11. 29. 2005
Generally, I like to think that I know the difference between something good and something cheesy, but I have a serious Achilles heel: Christmas. Glitter-monogrammed stockings, candy cane-shaped cookies, light-up reindeer- I think it's all good. Last year, I even considered buying a book by "the painter of light", Thomas Kincade, who makes those Hallmark-y paintings of snowy villages with a diffused pastel glow. Alright, I actually did buy it, but as furtively as if I were buying hard-core porn (not that I ever do that). Starting this year, though, I vow to be more open, no longer ashamed about the holiday love.

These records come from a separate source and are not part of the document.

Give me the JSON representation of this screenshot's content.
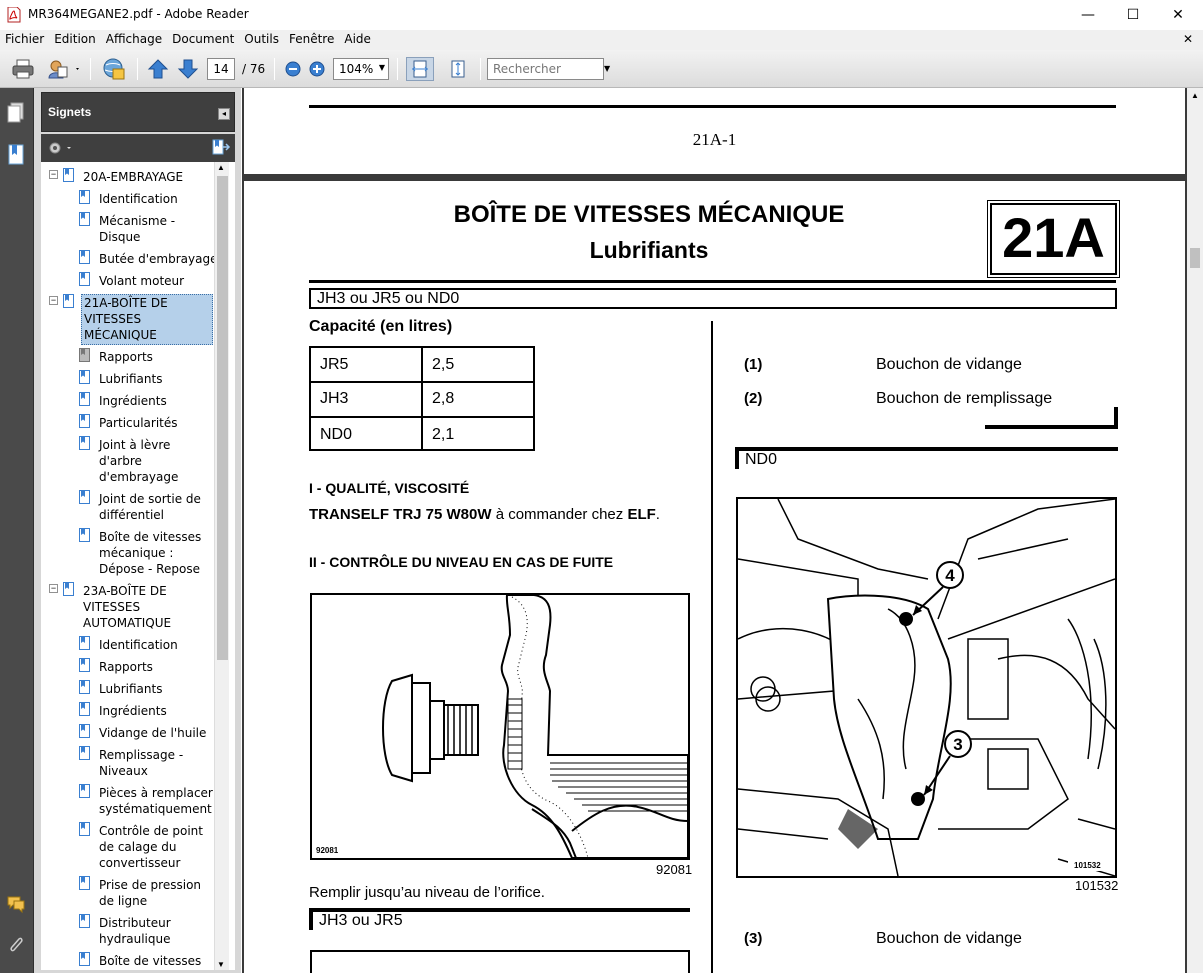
{
  "window": {
    "title": "MR364MEGANE2.pdf - Adobe Reader",
    "controls": [
      "—",
      "☐",
      "✕"
    ]
  },
  "menu": [
    "Fichier",
    "Edition",
    "Affichage",
    "Document",
    "Outils",
    "Fenêtre",
    "Aide"
  ],
  "toolbar": {
    "page_current": "14",
    "page_total": "/ 76",
    "zoom": "104%",
    "search_placeholder": "Rechercher"
  },
  "panel": {
    "title": "Signets",
    "bookmarks": [
      {
        "label": "20A-EMBRAYAGE",
        "level": 0,
        "expander": "⊟"
      },
      {
        "label": "Identification",
        "level": 1
      },
      {
        "label": "Mécanisme -\nDisque",
        "level": 1
      },
      {
        "label": "Butée d'embrayage",
        "level": 1
      },
      {
        "label": "Volant moteur",
        "level": 1
      },
      {
        "label": "21A-BOÎTE DE\nVITESSES\nMÉCANIQUE",
        "level": 0,
        "expander": "⊟",
        "selected": true
      },
      {
        "label": "Rapports",
        "level": 1
      },
      {
        "label": "Lubrifiants",
        "level": 1
      },
      {
        "label": "Ingrédients",
        "level": 1
      },
      {
        "label": "Particularités",
        "level": 1
      },
      {
        "label": "Joint à lèvre\nd'arbre\nd'embrayage",
        "level": 1
      },
      {
        "label": "Joint de sortie de\ndifférentiel",
        "level": 1
      },
      {
        "label": "Boîte de vitesses\nmécanique :\nDépose - Repose",
        "level": 1
      },
      {
        "label": "23A-BOÎTE DE\nVITESSES\nAUTOMATIQUE",
        "level": 0,
        "expander": "⊟"
      },
      {
        "label": "Identification",
        "level": 1
      },
      {
        "label": "Rapports",
        "level": 1
      },
      {
        "label": "Lubrifiants",
        "level": 1
      },
      {
        "label": "Ingrédients",
        "level": 1
      },
      {
        "label": "Vidange de l'huile",
        "level": 1
      },
      {
        "label": "Remplissage -\nNiveaux",
        "level": 1
      },
      {
        "label": "Pièces à remplacer\nsystématiquement",
        "level": 1
      },
      {
        "label": "Contrôle de point\nde calage du\nconvertisseur",
        "level": 1
      },
      {
        "label": "Prise de pression\nde ligne",
        "level": 1
      },
      {
        "label": "Distributeur\nhydraulique",
        "level": 1
      },
      {
        "label": "Boîte de vitesses",
        "level": 1
      }
    ]
  },
  "page_prev": {
    "page_label": "21A-1"
  },
  "page": {
    "title": "BOÎTE DE VITESSES MÉCANIQUE",
    "subtitle": "Lubrifiants",
    "badge": "21A",
    "section_bar": "JH3 ou JR5 ou ND0",
    "capacity_heading": "Capacité (en litres)",
    "capacity_table": [
      {
        "model": "JR5",
        "value": "2,5"
      },
      {
        "model": "JH3",
        "value": "2,8"
      },
      {
        "model": "ND0",
        "value": "2,1"
      }
    ],
    "quality_heading": "I - QUALITÉ, VISCOSITÉ",
    "quality_product": "TRANSELF TRJ 75 W80W",
    "quality_mid": " à commander chez ",
    "quality_brand": "ELF",
    "quality_end": ".",
    "control_heading": "II - CONTRÔLE DU NIVEAU EN CAS DE FUITE",
    "figure1_code_small": "92081",
    "figure1_code": "92081",
    "fill_text": "Remplir jusqu’au niveau de l’orifice.",
    "section2_bar": "JH3 ou JR5",
    "legend_top": [
      {
        "num": "1",
        "text": "Bouchon de vidange"
      },
      {
        "num": "2",
        "text": "Bouchon de remplissage"
      }
    ],
    "section_nd0": "ND0",
    "figure2_callouts": [
      "4",
      "3"
    ],
    "figure2_code_small": "101532",
    "figure2_code": "101532",
    "legend_bottom": [
      {
        "num": "3",
        "text": "Bouchon de vidange"
      }
    ]
  }
}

To that end, I have installed the "3D Snowy Cottage" screensaver. It's a Kincade-esque scene of a little cottage in a woodsy lot with snow blowing, a smoking chimney, and little forest animals running around the bridge-covered pond: a perfect pastoral winter night. It makes me completely nostalgic, although having moved from the suburbs into New York City- it certainly isn't for anything I've ever actually seen or experienced. But I can imagine that I spent idyllic childhood Christmases in a setting like that. Freeze also has screensavers of a giant Christmas tree; a roaring fireplace; a firelit, present-strewn Christmas morning; and classic non-holiday themes like aquariums and waterfalls.
These screensavers are well-done and free, but be very careful when you're installing them. They come loaded with adware and spyware, and email registration is required so it might be one of those times when it'd be a good idea to get creative with your email address. During the install process, don't check any of the boxes that accept any of the ad-spewing software and it'll be fine. It's also not necessary to register for one of the offers that gives you a full version; the free version is fully functional.
It's also now time to bring out the Twinkle Bulbs, software that puts holiday lights across your desktop, even while you work, if you wish. There's a 15-day free trial (will take you almost to Christmas) but costs $20 for the full version.